Keeping 3000 Storage On The Road

End Days for Antique Disk Drives

HP 3000 servers which use drives made a decade ago are still running. It's not so far back, from a support perspective. Hewlett-Packard was supporting 9-GB and 18-GB units through 2008, and the 36-GB model A5595A through 2009. Those are the end of support dates from the manufacturer. Independent support companies back those models today.

AutoRAID 12HThey do it by replacing devices when they fail, not servicing dead drives. Any 3000s still operating off decade-old storage units are into magic time: those end days when it's a marvel just to see something that old still crucial to a system. Hard disks are the only moving parts of a 3000, after all. Even the redundant ones will fail, since all drives do.

The 3000 community has been facing its aging hardware a very long time. People were checking during 2006 on those end of support dates for the 3000's most common boot drives. A call for sensibility at the time went out from Donna Hofmeister.

It's more than time for many MPE shops to "smell the coffee," or perhaps more accurately, smell the looming disaster. If your disc drive is less than 36GB, odds are it's ready to be replaced. It's past it's expected life span, and you're living on borrowed time. If you got any plans to keep on running these systems, it's more than time to get onto new drives. With how prices have dropped, it's hard to not justify going to new drives. 

Hofmeister added "I wouldn't want to have to explain why, following a disc failure, you can't get your MPE system running again." Replacing these wee discs with newer technology is possible, of course. Little SCSI drives that can be seen by MPE are harder to find by now, though. HP's last significant extension of MPE was to expand the server's vision of storage units, so the 3000 could see devices up to 500GB. But half a terabyte is a small drive today.

Finding an AutoRAID 12H replacement gets tougher still. Not tough to locate. Tough to justify.

The AutoRAID disc units were a small-shop marvel, redundant storage you could pick up for under $20,000. Today that device is still on the used market at about $1,000. But making the investment in antique storage is more costly than the purchase price. Replacing what's failed with something just as old isn't buying a lot of time.

Homesteading shops might not need a lot of time, of course. If they're heading to a migration solution, that overtime might be as short as several months. Here in the early days of 2015, the ecommerce retailers are finally un-freezing systems for makeovers.

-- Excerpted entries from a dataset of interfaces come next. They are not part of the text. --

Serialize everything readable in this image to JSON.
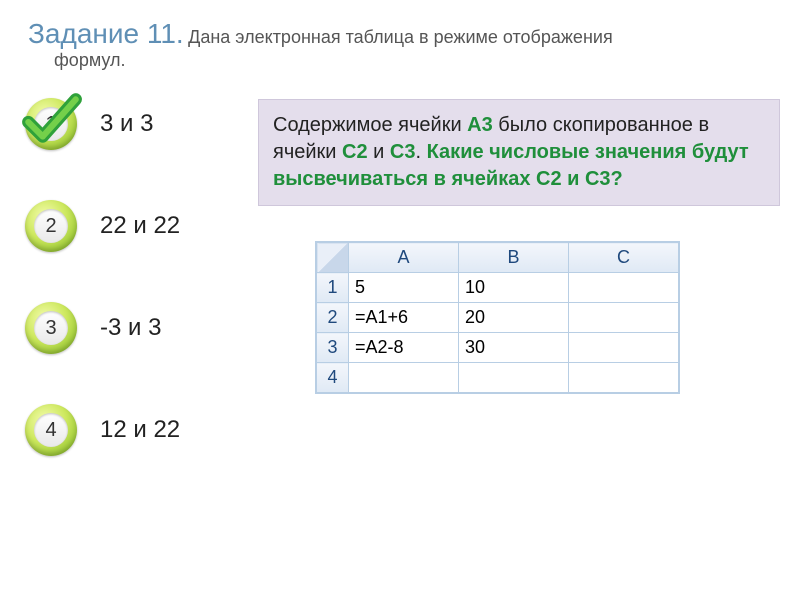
{
  "title_prefix": "Задание 11.",
  "title_rest": " Дана электронная таблица в режиме отображения",
  "title_line2": "формул.",
  "options": [
    {
      "num": "1",
      "text": "3 и 3",
      "correct": true
    },
    {
      "num": "2",
      "text": "22 и 22",
      "correct": false
    },
    {
      "num": "3",
      "text": "-3 и 3",
      "correct": false
    },
    {
      "num": "4",
      "text": "12 и 22",
      "correct": false
    }
  ],
  "hint": {
    "p1a": "Содержимое ячейки ",
    "p1b": "А3",
    "p1c": " было скопированное в ячейки ",
    "p1d": "С2",
    "p1e": " и ",
    "p1f": "С3",
    "p1g": ". ",
    "p2": "Какие числовые значения будут высвечиваться в ячейках С2 и С3?"
  },
  "sheet": {
    "cols": [
      "A",
      "B",
      "C"
    ],
    "rows": [
      {
        "n": "1",
        "cells": [
          "5",
          "10",
          ""
        ]
      },
      {
        "n": "2",
        "cells": [
          "=А1+6",
          "20",
          ""
        ]
      },
      {
        "n": "3",
        "cells": [
          "=А2-8",
          "30",
          ""
        ]
      },
      {
        "n": "4",
        "cells": [
          "",
          "",
          ""
        ]
      }
    ]
  }
}
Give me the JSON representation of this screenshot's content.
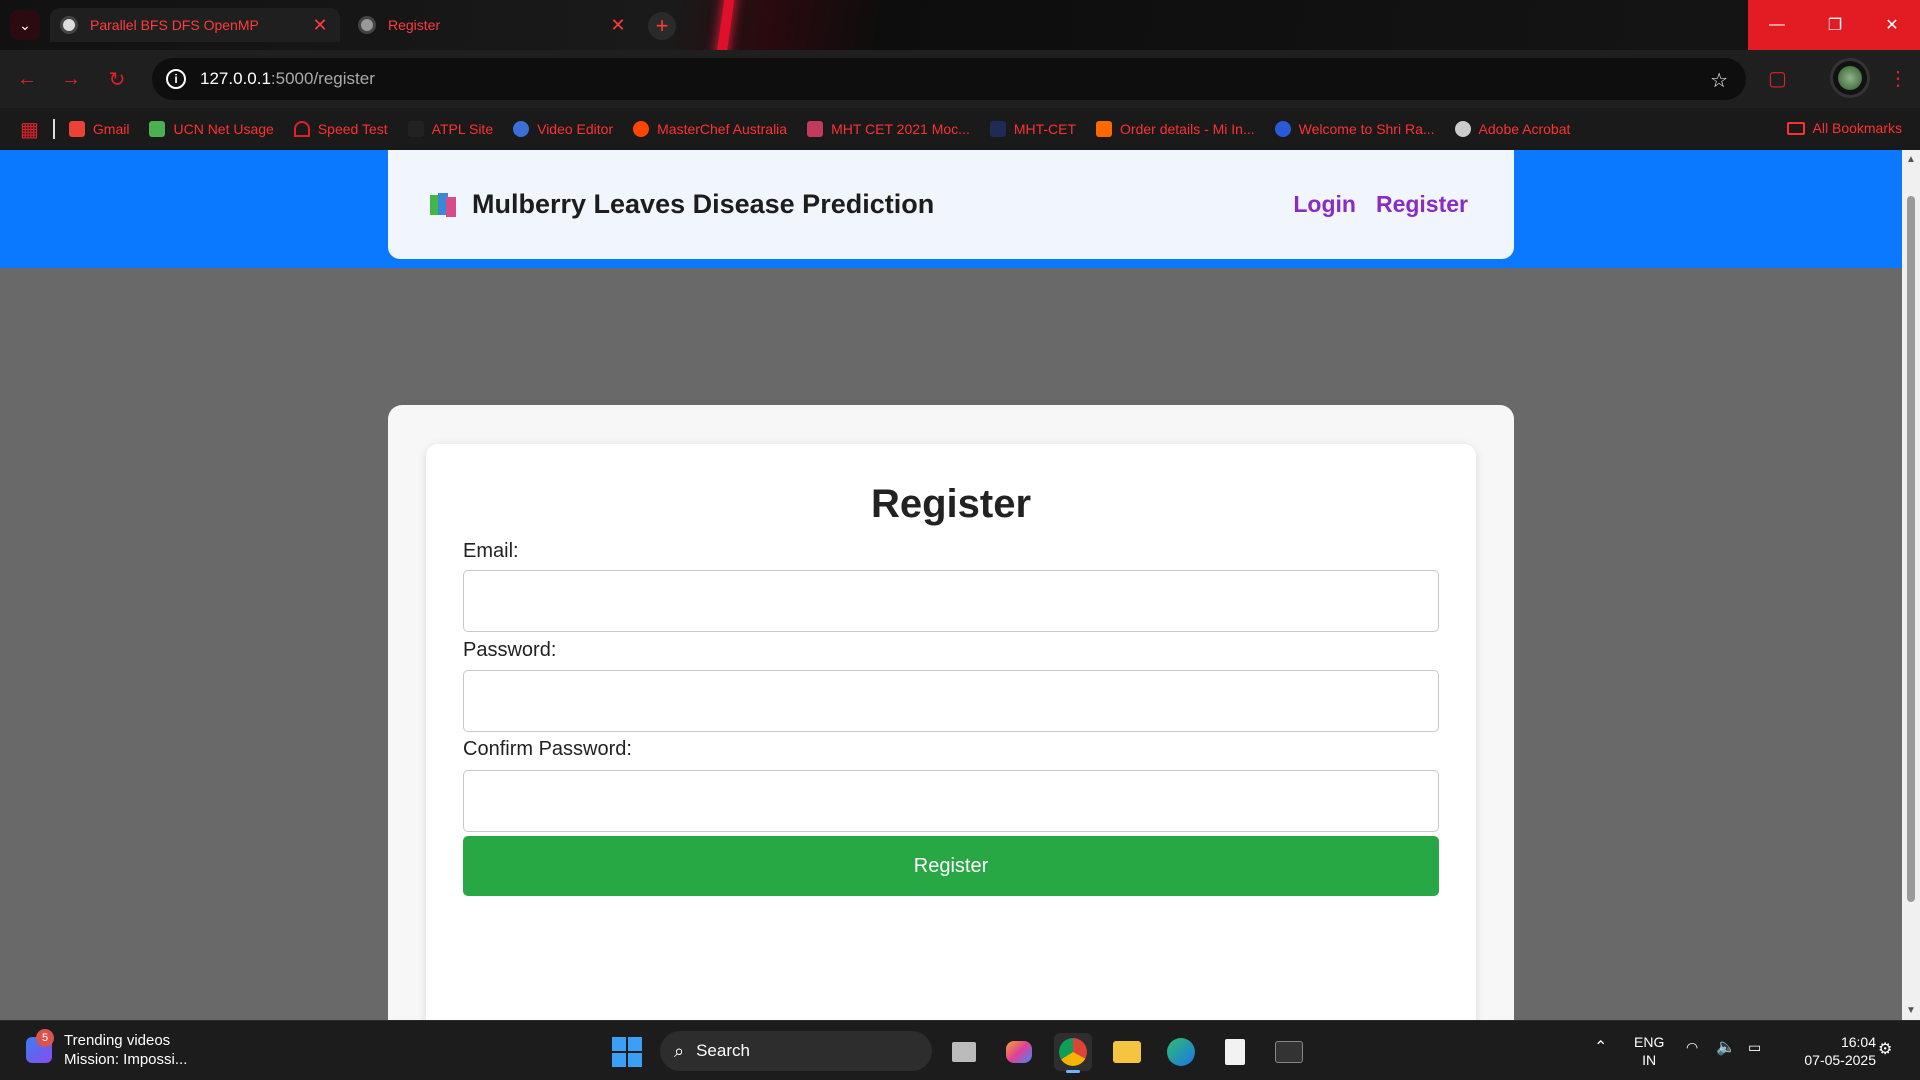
{
  "browser": {
    "tabs": [
      {
        "title": "Parallel BFS DFS OpenMP",
        "active": true
      },
      {
        "title": "Register",
        "active": false
      }
    ],
    "url": {
      "host": "127.0.0.1",
      "path": ":5000/register"
    },
    "bookmarks": [
      {
        "label": "Gmail",
        "icon": "gmail-icon",
        "color": "#ea4335"
      },
      {
        "label": "UCN Net Usage",
        "icon": "ucn-icon",
        "color": "#4caf50"
      },
      {
        "label": "Speed Test",
        "icon": "speedometer-icon",
        "color": "#e0202a"
      },
      {
        "label": "ATPL Site",
        "icon": "atpl-icon",
        "color": "#222222"
      },
      {
        "label": "Video Editor",
        "icon": "video-editor-icon",
        "color": "#3a6fd8"
      },
      {
        "label": "MasterChef Australia",
        "icon": "reddit-icon",
        "color": "#ff4500"
      },
      {
        "label": "MHT CET 2021 Moc...",
        "icon": "mht-cet-icon",
        "color": "#c23b5a"
      },
      {
        "label": "MHT-CET",
        "icon": "mht-icon",
        "color": "#1d2b55"
      },
      {
        "label": "Order details - Mi In...",
        "icon": "mi-icon",
        "color": "#ff6900"
      },
      {
        "label": "Welcome to Shri Ra...",
        "icon": "shri-icon",
        "color": "#2a5bd7"
      },
      {
        "label": "Adobe Acrobat",
        "icon": "globe-icon",
        "color": "#cccccc"
      }
    ],
    "all_bookmarks": "All Bookmarks"
  },
  "site": {
    "title": "Mulberry Leaves Disease Prediction",
    "nav": {
      "login": "Login",
      "register": "Register"
    }
  },
  "form": {
    "title": "Register",
    "email_label": "Email:",
    "email_value": "",
    "password_label": "Password:",
    "password_value": "",
    "confirm_label": "Confirm Password:",
    "confirm_value": "",
    "submit_label": "Register"
  },
  "taskbar": {
    "widget_badge": "5",
    "widget_title": "Trending videos",
    "widget_subtitle": "Mission: Impossi...",
    "search_label": "Search",
    "lang_line1": "ENG",
    "lang_line2": "IN",
    "time": "16:04",
    "date": "07-05-2025"
  },
  "colors": {
    "header_band": "#0a79ff",
    "nav_link": "#8a2bc4",
    "submit": "#28a745",
    "browser_accent": "#e0202a"
  }
}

It's beyond the spending holidays now. They can make changes to their systems, including replacing them altogether.

One way to skip over the end days for these drives is to make a transition to emulated 3000s. That's a homesteading solution with a real strategy. New Intel hardware, current-era storage. The hardware support might even be worked into existing PC-style enterprise hardware agreements. There would be nothing to explain if that generation of hardware failed.

A drive built a decade ago would provide another kind of story to tell.